> **Task instructions**
All that is needed is the number of lines in the records that contain the word "this", stated without anything else.

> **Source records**
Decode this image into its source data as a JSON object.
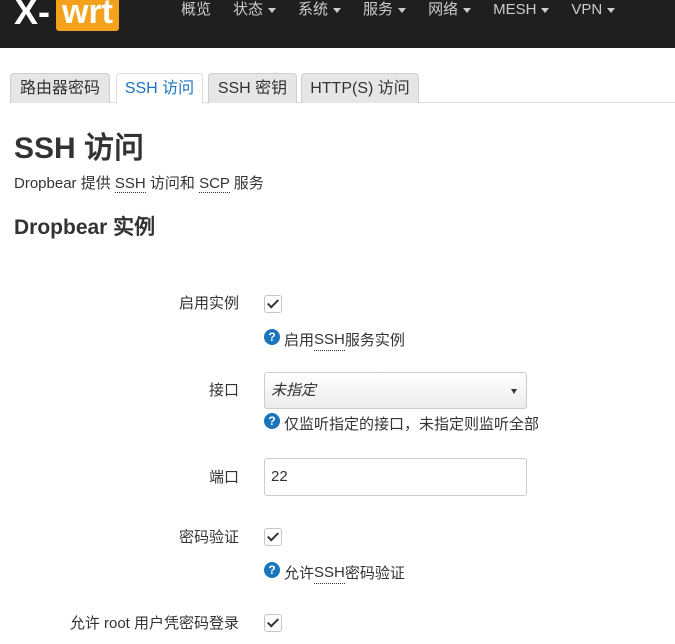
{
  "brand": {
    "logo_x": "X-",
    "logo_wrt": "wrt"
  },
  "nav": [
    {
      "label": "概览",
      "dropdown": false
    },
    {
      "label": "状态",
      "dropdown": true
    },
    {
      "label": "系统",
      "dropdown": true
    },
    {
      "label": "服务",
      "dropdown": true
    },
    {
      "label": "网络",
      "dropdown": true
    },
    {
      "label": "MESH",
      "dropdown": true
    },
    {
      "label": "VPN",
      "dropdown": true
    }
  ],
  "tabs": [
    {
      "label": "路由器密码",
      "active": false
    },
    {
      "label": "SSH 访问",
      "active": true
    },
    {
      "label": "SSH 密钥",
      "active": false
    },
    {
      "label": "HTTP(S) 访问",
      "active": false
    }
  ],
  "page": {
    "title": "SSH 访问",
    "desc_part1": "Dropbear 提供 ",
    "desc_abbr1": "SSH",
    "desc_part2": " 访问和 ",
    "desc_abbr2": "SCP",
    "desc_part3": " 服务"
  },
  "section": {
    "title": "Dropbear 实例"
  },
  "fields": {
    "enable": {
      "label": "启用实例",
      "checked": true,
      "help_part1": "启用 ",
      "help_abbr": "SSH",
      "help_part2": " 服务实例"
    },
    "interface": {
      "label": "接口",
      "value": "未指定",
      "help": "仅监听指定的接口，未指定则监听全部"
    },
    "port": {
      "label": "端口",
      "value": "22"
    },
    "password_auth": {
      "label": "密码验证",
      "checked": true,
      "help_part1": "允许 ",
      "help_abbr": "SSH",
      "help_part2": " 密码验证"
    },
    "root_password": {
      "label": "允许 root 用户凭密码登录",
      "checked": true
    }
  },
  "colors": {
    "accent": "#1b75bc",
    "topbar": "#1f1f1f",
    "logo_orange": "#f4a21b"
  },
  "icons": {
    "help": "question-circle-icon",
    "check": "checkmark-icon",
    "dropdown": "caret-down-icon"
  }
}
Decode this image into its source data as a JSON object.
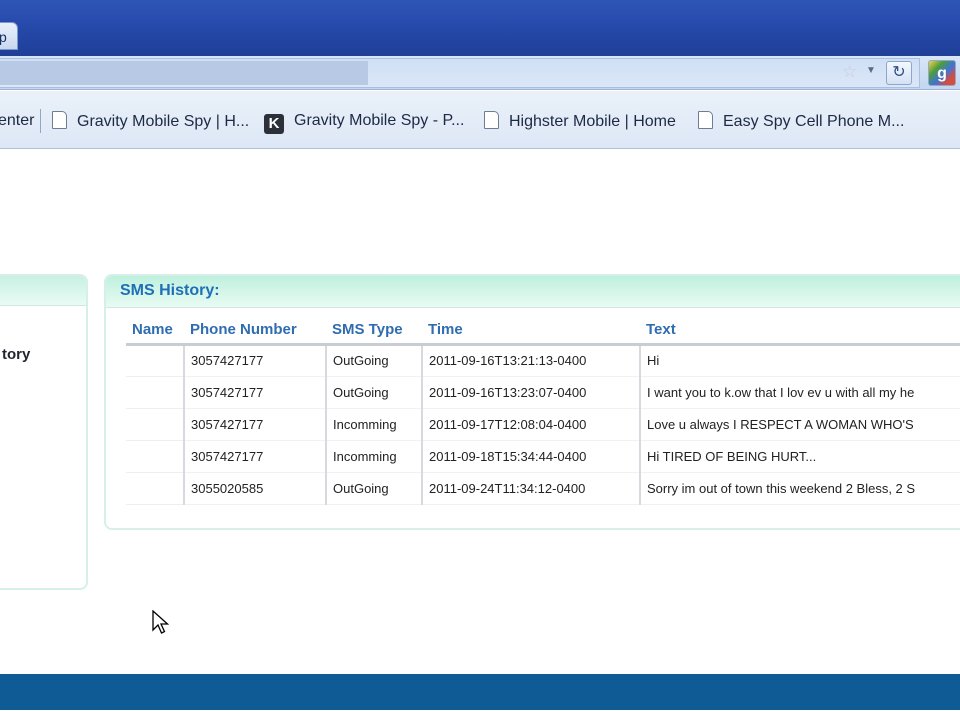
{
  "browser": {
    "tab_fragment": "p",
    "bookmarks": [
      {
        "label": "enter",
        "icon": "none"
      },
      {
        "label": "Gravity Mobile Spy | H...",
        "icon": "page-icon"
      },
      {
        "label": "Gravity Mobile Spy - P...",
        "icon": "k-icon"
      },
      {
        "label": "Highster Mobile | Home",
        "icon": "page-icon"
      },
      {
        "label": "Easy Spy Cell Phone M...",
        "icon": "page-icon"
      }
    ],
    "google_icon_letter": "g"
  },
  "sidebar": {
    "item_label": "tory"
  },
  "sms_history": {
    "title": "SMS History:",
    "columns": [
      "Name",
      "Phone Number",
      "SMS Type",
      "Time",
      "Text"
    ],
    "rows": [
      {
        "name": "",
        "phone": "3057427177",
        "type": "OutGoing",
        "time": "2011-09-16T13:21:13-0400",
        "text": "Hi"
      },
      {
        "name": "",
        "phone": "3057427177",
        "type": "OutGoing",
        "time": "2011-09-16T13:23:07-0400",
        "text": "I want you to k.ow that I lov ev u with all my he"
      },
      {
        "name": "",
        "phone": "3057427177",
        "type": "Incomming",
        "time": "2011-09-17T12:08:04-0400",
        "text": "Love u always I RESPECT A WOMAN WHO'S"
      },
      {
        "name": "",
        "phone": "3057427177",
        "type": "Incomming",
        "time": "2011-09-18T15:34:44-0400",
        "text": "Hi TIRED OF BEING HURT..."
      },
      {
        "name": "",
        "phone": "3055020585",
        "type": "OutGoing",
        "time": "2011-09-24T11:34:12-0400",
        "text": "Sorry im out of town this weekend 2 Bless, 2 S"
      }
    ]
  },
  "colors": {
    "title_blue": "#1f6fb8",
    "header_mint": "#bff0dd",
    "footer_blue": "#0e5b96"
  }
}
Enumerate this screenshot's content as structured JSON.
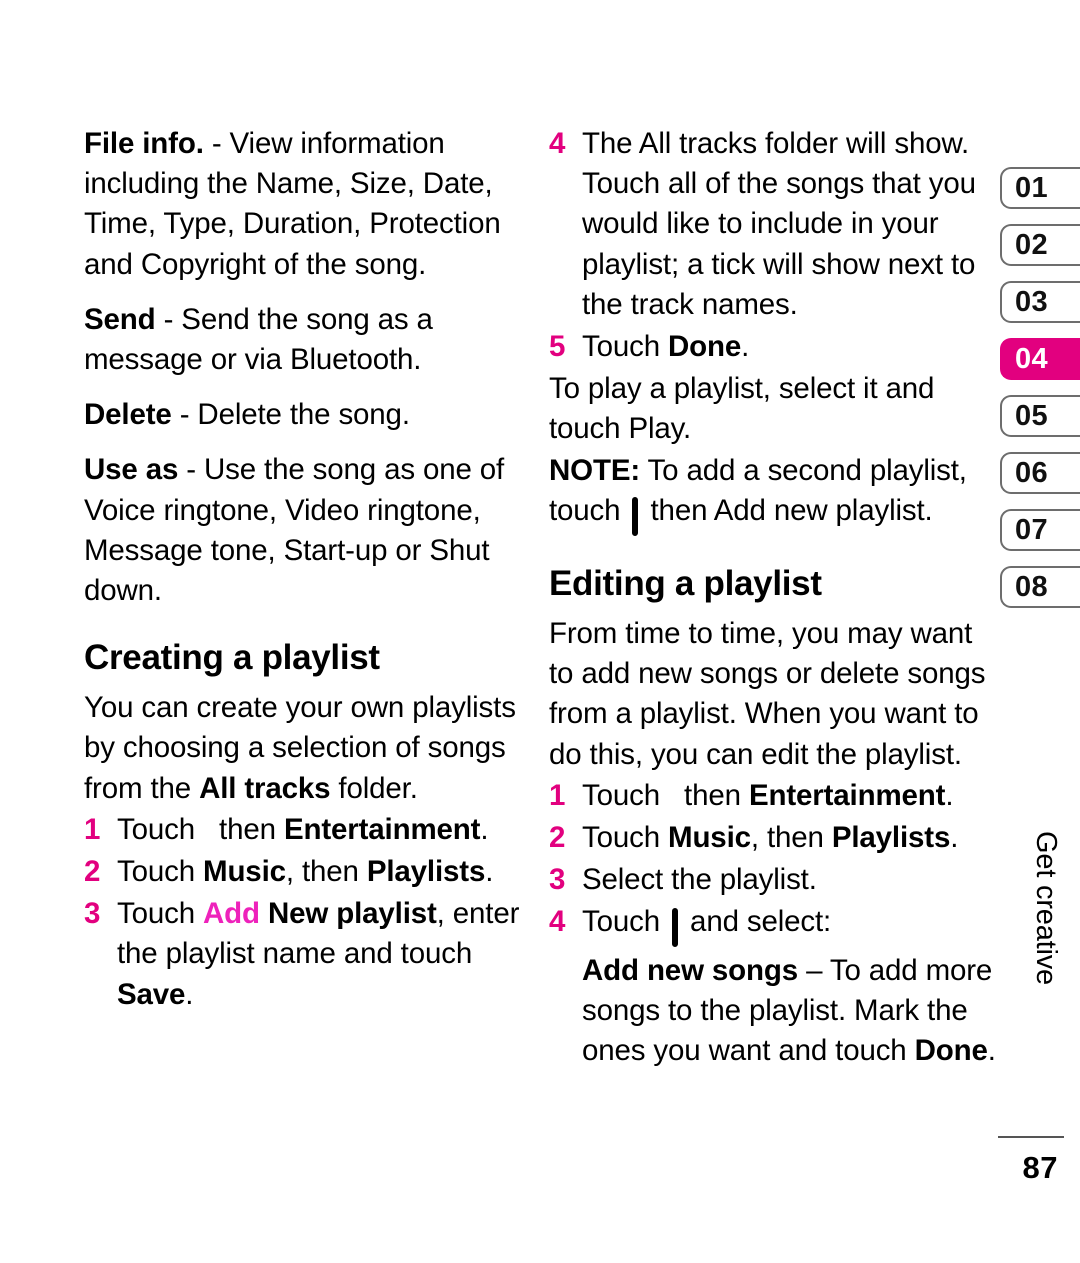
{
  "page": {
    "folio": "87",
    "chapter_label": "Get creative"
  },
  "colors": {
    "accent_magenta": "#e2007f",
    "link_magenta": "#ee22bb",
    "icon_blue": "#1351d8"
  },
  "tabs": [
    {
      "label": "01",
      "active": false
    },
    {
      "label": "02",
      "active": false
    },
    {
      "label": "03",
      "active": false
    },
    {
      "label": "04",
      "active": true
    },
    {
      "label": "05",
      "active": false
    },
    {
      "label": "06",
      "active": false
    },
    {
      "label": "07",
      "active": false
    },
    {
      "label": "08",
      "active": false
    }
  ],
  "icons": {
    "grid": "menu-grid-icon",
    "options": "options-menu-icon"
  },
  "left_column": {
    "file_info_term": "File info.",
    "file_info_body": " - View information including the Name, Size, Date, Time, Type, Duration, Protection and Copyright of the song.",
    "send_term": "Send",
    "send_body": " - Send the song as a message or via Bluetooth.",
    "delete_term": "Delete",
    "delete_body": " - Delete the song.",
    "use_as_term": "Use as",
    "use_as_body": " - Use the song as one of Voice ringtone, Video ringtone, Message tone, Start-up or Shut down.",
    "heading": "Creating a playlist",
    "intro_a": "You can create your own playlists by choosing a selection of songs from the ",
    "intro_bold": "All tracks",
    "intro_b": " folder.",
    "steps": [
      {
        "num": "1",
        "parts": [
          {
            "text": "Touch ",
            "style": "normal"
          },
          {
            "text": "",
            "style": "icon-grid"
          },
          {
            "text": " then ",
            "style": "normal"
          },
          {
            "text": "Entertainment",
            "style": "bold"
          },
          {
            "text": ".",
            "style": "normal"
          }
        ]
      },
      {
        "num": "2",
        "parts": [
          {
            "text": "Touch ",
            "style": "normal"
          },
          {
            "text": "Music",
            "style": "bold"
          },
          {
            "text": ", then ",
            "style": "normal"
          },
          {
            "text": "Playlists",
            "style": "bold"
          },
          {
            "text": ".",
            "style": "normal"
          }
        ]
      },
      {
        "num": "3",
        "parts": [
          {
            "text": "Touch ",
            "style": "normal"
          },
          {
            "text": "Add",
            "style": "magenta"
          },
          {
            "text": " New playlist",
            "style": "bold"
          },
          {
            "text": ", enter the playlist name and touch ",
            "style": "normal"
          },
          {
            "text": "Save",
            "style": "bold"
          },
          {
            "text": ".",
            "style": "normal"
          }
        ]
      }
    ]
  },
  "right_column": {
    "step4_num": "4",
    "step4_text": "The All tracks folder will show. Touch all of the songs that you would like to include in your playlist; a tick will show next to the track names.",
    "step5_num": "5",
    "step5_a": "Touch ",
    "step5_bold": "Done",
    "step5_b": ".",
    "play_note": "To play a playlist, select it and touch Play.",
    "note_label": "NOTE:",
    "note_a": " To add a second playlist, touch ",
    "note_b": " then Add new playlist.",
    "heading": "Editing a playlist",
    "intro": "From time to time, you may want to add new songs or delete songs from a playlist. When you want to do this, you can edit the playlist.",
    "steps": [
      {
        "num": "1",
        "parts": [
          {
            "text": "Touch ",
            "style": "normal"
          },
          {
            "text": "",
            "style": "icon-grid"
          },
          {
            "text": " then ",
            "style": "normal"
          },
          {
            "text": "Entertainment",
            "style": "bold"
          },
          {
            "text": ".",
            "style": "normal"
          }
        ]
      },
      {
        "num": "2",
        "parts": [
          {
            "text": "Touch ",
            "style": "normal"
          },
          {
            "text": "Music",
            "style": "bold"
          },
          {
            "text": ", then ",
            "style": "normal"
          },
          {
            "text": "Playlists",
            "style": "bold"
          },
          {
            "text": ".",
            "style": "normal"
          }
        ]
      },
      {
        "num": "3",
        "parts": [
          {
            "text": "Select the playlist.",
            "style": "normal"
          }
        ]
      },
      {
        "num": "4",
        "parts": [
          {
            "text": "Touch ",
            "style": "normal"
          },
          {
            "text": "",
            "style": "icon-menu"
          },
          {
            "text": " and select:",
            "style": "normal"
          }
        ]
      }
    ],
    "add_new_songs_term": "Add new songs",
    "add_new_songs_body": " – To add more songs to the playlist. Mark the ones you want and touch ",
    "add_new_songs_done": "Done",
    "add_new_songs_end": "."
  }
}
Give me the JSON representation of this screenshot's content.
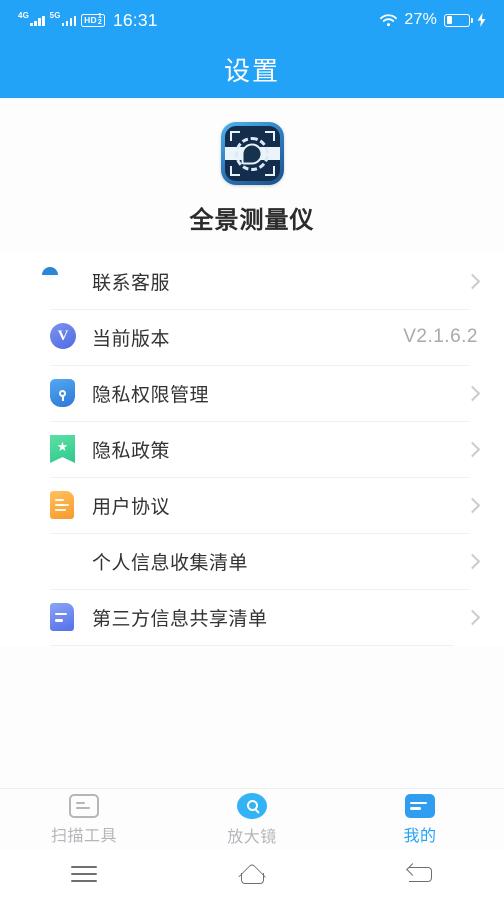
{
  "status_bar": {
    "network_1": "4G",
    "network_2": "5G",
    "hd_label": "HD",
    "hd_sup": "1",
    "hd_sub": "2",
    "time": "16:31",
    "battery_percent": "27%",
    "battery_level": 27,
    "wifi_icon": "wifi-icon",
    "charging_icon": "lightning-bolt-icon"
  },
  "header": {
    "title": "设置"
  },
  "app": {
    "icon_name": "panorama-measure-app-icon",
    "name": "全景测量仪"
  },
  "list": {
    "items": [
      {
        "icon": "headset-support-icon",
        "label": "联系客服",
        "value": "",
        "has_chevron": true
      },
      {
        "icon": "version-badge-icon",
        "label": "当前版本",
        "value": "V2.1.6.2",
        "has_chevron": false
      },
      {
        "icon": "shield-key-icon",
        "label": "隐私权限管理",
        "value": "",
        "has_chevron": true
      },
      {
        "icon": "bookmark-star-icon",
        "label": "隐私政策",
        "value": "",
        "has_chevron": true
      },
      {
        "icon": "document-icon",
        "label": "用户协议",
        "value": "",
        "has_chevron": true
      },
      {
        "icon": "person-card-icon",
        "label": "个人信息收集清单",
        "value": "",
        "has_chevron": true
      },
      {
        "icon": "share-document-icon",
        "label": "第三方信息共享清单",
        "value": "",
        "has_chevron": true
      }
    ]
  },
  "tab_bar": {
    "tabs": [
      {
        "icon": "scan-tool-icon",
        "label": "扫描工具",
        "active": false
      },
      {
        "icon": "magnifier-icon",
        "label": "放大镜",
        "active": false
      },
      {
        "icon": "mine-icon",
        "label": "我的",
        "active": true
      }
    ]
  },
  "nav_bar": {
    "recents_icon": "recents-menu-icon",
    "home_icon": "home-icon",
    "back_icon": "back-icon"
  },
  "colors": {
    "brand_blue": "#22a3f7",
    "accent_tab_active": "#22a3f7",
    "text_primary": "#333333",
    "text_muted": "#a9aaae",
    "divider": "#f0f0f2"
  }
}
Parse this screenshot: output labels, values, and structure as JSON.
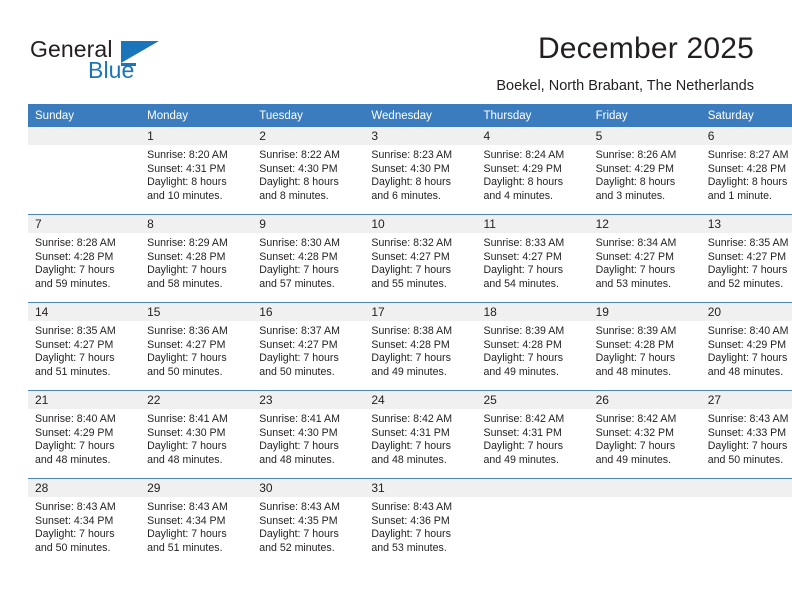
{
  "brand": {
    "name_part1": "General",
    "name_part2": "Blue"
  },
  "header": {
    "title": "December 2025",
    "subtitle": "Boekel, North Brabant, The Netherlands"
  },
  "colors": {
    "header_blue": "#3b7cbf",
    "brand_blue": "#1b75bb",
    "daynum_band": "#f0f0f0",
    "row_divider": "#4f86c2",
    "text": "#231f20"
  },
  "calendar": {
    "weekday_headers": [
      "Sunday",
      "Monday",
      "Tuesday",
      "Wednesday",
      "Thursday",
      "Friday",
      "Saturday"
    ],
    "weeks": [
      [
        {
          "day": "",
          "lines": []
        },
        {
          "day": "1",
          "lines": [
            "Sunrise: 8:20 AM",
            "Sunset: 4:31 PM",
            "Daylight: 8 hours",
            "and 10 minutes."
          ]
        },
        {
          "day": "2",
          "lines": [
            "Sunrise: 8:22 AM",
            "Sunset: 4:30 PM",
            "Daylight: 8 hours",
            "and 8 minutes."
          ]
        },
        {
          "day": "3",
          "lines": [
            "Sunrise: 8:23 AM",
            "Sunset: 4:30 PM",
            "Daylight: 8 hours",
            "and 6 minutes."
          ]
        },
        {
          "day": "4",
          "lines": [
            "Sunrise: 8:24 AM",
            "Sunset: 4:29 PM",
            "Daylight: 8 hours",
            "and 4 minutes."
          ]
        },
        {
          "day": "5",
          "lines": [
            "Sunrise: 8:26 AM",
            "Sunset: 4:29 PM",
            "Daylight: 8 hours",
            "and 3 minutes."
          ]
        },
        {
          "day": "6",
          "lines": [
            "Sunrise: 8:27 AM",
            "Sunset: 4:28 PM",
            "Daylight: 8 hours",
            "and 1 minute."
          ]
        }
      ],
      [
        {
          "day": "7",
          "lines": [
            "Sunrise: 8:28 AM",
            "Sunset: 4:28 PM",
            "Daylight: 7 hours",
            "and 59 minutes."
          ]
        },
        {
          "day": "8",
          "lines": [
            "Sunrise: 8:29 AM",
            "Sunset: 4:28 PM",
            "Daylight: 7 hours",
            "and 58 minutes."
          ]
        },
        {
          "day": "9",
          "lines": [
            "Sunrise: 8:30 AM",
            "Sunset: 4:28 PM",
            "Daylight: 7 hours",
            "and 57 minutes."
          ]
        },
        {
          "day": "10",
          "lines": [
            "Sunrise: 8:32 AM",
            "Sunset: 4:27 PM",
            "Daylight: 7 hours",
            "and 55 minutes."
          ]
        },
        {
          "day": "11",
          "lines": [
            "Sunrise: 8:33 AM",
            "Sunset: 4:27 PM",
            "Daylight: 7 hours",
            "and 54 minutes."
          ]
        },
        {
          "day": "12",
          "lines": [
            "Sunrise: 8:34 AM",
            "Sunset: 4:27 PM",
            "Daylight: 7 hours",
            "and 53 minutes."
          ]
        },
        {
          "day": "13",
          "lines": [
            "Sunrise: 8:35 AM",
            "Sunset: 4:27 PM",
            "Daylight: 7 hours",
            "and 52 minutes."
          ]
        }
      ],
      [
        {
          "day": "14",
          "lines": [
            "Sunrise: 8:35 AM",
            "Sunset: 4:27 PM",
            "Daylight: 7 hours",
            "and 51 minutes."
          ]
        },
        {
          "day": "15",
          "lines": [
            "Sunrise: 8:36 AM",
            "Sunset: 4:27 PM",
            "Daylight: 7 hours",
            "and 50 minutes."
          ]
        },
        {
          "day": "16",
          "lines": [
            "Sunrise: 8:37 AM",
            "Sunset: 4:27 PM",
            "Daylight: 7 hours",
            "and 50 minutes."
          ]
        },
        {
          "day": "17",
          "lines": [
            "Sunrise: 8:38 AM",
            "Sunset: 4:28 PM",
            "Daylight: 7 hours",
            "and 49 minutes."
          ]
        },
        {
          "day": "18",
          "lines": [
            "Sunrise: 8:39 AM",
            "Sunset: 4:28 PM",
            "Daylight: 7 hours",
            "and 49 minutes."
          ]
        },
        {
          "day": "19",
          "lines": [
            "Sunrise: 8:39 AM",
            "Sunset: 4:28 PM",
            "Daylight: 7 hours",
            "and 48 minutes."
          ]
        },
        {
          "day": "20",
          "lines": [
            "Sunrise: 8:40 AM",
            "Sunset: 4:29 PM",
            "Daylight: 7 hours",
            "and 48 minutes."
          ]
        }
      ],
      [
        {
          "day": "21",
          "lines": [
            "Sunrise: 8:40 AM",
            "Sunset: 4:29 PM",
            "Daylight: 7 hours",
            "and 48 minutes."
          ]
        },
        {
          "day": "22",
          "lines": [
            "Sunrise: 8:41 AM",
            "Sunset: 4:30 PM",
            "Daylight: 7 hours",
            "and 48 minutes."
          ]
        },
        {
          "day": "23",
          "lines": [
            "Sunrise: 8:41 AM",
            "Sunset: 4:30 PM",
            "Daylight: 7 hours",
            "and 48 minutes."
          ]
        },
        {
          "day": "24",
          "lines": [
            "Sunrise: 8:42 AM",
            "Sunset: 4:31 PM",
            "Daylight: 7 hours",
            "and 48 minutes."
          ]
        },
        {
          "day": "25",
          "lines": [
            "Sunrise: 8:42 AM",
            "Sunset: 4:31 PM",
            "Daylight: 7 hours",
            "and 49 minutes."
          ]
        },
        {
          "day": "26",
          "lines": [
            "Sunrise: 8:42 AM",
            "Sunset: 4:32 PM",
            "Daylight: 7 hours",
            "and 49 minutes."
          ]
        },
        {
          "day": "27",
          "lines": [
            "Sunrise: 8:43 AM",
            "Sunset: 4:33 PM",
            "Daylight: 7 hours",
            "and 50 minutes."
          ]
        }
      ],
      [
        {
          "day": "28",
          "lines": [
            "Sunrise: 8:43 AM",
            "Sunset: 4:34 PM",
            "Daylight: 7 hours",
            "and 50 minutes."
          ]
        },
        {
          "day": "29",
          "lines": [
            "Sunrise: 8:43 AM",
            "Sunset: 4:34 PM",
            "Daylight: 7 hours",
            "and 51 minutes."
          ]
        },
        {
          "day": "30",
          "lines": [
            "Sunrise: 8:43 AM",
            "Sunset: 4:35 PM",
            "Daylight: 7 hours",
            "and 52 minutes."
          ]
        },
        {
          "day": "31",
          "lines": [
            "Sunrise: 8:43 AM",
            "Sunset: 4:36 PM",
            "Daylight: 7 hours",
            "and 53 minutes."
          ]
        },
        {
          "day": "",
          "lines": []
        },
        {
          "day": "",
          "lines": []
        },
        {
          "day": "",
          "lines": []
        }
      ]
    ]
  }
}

> **Task solution**
7